Source:https://www.mcgill.ca/ Reviewed by James Ives, M.Psych. (Editor)Aug 30 2018The largest study ever to investigate the genetics of osteoporosis and fracture risk determined that only two examined factors – bone mineral density (BMD) and muscle strength – play a potentially causal role in the risk of suffering osteoporotic fracture, a major health problem affecting more than 9 million people worldwide very year. Other clinical risk factors like vitamin D levels and calcium intake, historically considered to be crucial mediators of fracture, were not found to directly predispose people in the general population to fracture. This research was published in the BMJ.”These findings suggest that interventions aimed at increasing bone strength are more likely to prevent fractures than widespread supplementation with vitamin D,” said Dr. Brent Richards, a genetic epidemiologist at the Lady Davis Institute at the Jewish General Hospital and Professor of Medicine at McGill University, and one of the senior investigators on the paper. “Our study, the first genome-wide association study for fracture risk, has provided important insight on the biologic mechanisms leading to fracture and how to prevent it.”An international team of researchers collaborated to examine data from 185,057 cases and 377,201 controls part of the Genetic Factors of Osteoporosis (GEFOS) Consortium, the UKBiobank Study and the 23andMe biotech company.
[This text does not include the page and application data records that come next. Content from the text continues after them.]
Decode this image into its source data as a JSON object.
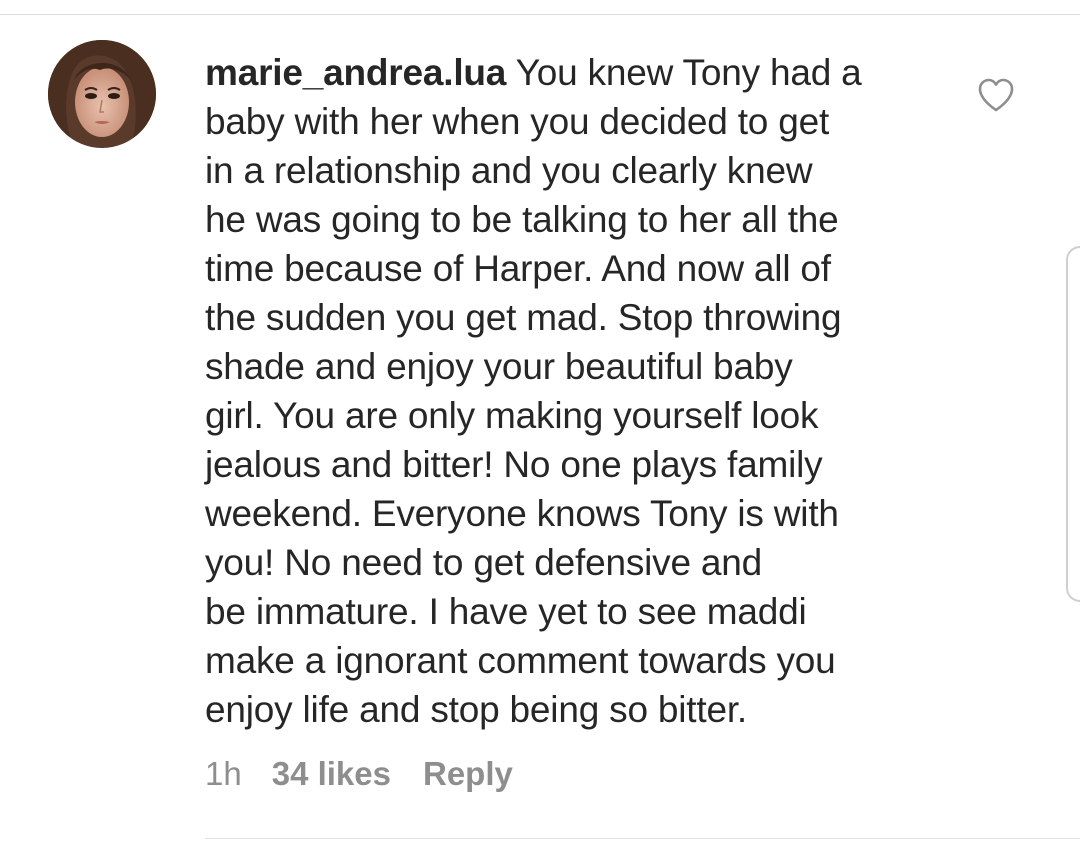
{
  "comment": {
    "username": "marie_andrea.lua",
    "text": "You knew Tony had a\nbaby with her when you decided to get\nin a relationship and you clearly knew\nhe was going to be talking to her all the\ntime because of Harper. And now all of\nthe sudden you get mad. Stop throwing\nshade and enjoy your beautiful baby\ngirl. You are only making yourself look\njealous and bitter! No one plays family\nweekend. Everyone knows Tony is with\nyou! No need to get defensive and\nbe immature. I have yet to see maddi\nmake a ignorant comment towards you\nenjoy life and stop being so bitter.",
    "time": "1h",
    "likes": "34 likes",
    "reply": "Reply"
  },
  "icons": {
    "like": "heart-outline-icon",
    "avatar": "profile-photo"
  },
  "colors": {
    "text": "#262626",
    "meta": "#8e8e8e",
    "divider": "#e0e0e0"
  }
}
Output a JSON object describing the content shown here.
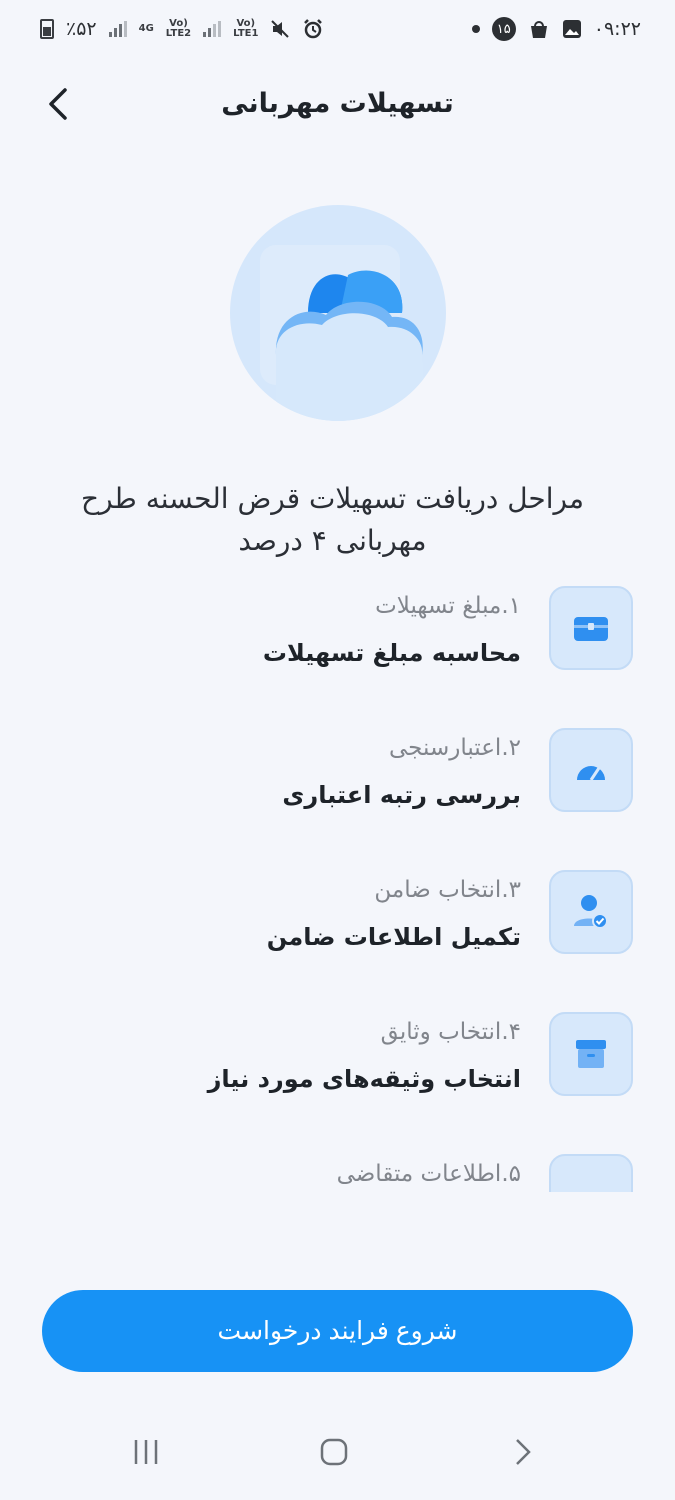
{
  "status_bar": {
    "battery_text": "٪۵۲",
    "net_1": "4G",
    "lte_2": "Vo)\nLTE2",
    "lte_1": "Vo)\nLTE1",
    "badge_number": "۱۵",
    "time": "۰۹:۲۲"
  },
  "header": {
    "title": "تسهیلات مهربانی"
  },
  "intro": {
    "text": "مراحل دریافت تسهیلات قرض الحسنه طرح مهربانی ۴ درصد"
  },
  "steps": [
    {
      "title": "۱.مبلغ تسهیلات",
      "description": "محاسبه مبلغ تسهیلات",
      "icon": "wallet-icon"
    },
    {
      "title": "۲.اعتبارسنجی",
      "description": "بررسی رتبه اعتباری",
      "icon": "gauge-icon"
    },
    {
      "title": "۳.انتخاب ضامن",
      "description": "تکمیل اطلاعات ضامن",
      "icon": "user-check-icon"
    },
    {
      "title": "۴.انتخاب وثایق",
      "description": "انتخاب وثیقه‌های مورد نیاز",
      "icon": "archive-box-icon"
    },
    {
      "title": "۵.اطلاعات متقاضی",
      "description": "",
      "icon": "user-icon"
    }
  ],
  "actions": {
    "start_label": "شروع فرایند درخواست"
  },
  "colors": {
    "accent": "#1792f5",
    "icon_bg": "#d7e8fb",
    "icon_fg": "#2f8ff0",
    "background": "#f4f6fb"
  }
}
The study was co-led by researchers from McGill University and the Erasmus University Medical Center in Rotterdam, The Netherlands.”Our research confirms that BMD is the most important determinant of fracture risk and that prevention strategies aimed at increasing or maintaining bone density are the most likely to be successful,” Dr. Richards pointed out. “One of the most important aspects of this research is the robust evidence showing that vitamin D supplementation in the general population is unlikely to be effective for the prevention of fracture. This will encourage clinicians to focus patients on building bone density as a more effective preventive measure against fracture.”Related StoriesMajority of stroke survivors not screened for osteoporosis, despite increased riskGenetics may play a role in developing cancer therapy-induced cardiomyopathyStudy: Under-connectivity is the underlying cause of brain disordersThe researchers came to these conclusions by demonstrating that the genetic factors that lead to lowered vitamin D levels in the general population do not increase risk of fracture.Approximately 30% of people over the age of sixty-five take Vitamin D supplements partly because clinical guidelines for osteoporosis management and fracture prevention suggest such supplements. However, recent large randomized controlled clinical trials have failed to confirm any benefit of vitamin D supplementation in patients without pronounced deficiency of these factors. Thus, these findings and those derived from this study highlight the need to re-assess its wide-spread use in clinical practice.The authors do caution that patients using osteoporosis medication should not discontinue their supplements before consulting with their treating physicians. Maintaining a healthy diet, remaining physically active, and fifteen minutes of sun exposure everyday are the main pillars of a sustainable bone health. These results do also not apply to individuals with low vitamin D levels.